The glaring fact is that the fight for this tiny piece of land has lasted well over a decade, cost thousands upon thousands of dollars which could have been donated to the local food banks instead, was opposed by the Wahta Mohawks who have insisted that the site is a historical portage for the First Nations people. This sparked a he said, she said between government ministries and the Wahta council about the timeline or complete lack of consultations depending on who you talk to. This project had incredible community fight and resistance, so much pleading and begging and yet the government persisted. I was under the assumption the government was for the people. This was not a massive scale project; this could have been cancelled. The current Mayor of Muskoka Lakes Phil Harding was hoping the Ford government would scrap the project along with the other green contracts after taking office in 2018. Harding was once asked if the project was to be cancelled at such a late stage what would the township propose about the large hole in the ground. Harding said the hole would have been better than the hydro plant itself.

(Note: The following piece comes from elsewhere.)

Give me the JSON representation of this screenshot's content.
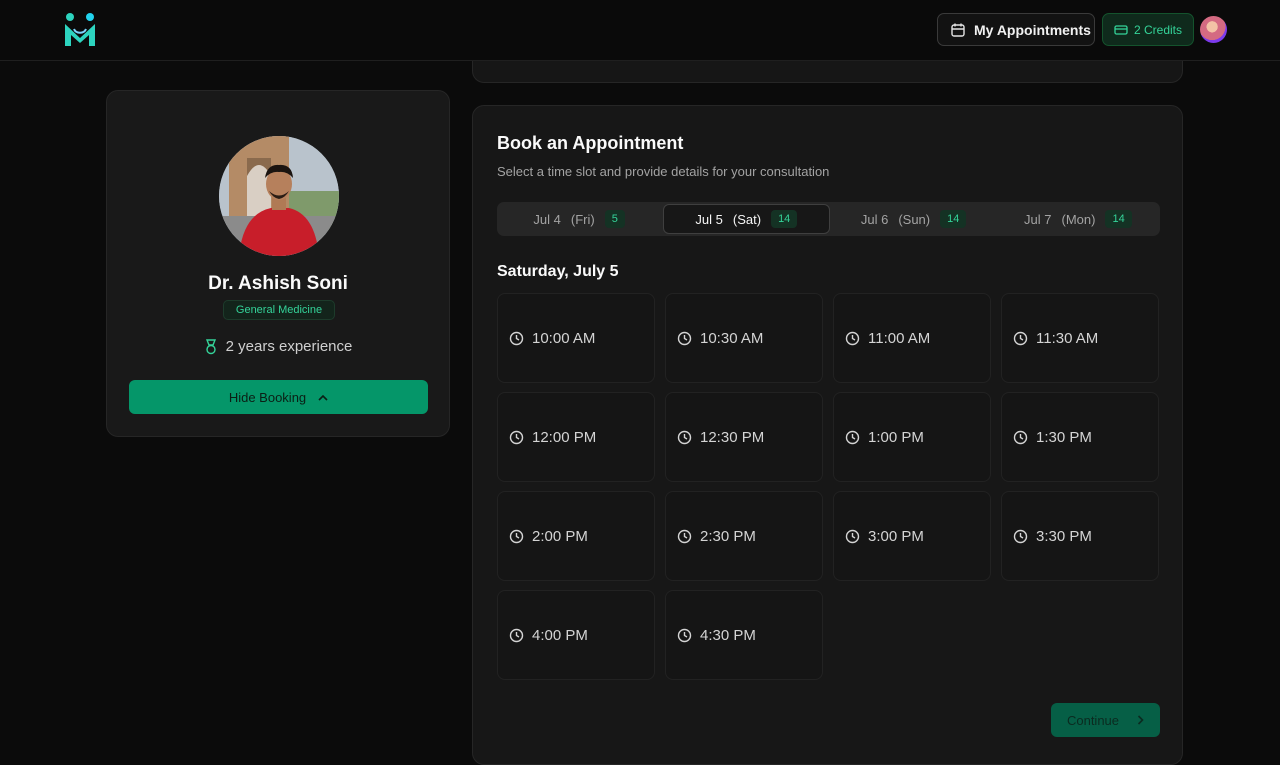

The hole would have been better simply because nature regenerates and as we know man can assist the process. Because that would have been a better outcome than the sad looking brick bunker style building I drove by yesterday on what is arguably Bala's main drag and was a landscape feature. The falls use to be inviting, it is now a rather frightening area dotted with yellow danger warning signs. This project has sadly taken away the historical value of Bala but it has also stripped this cottage town of its main attraction and landscape. This was an incredibly sad process to study and have experienced first hand. The disappointment and realization that the greenback trumps the governments mandate of being here for the benefit of the people is also profound. It's a sad defeat which should highlight the importance of demanding complete government transparency in our current Covid-19 times and beyond.

It's interesting the Machiavellian approach taken by the Ontario government of the 'end justifies the means' manoeuvring. I personally prefer Machiavelli's status quo quote much better. Look it up as I preferred that solution to this problem.

-Agatha Farmer, Muskoka Post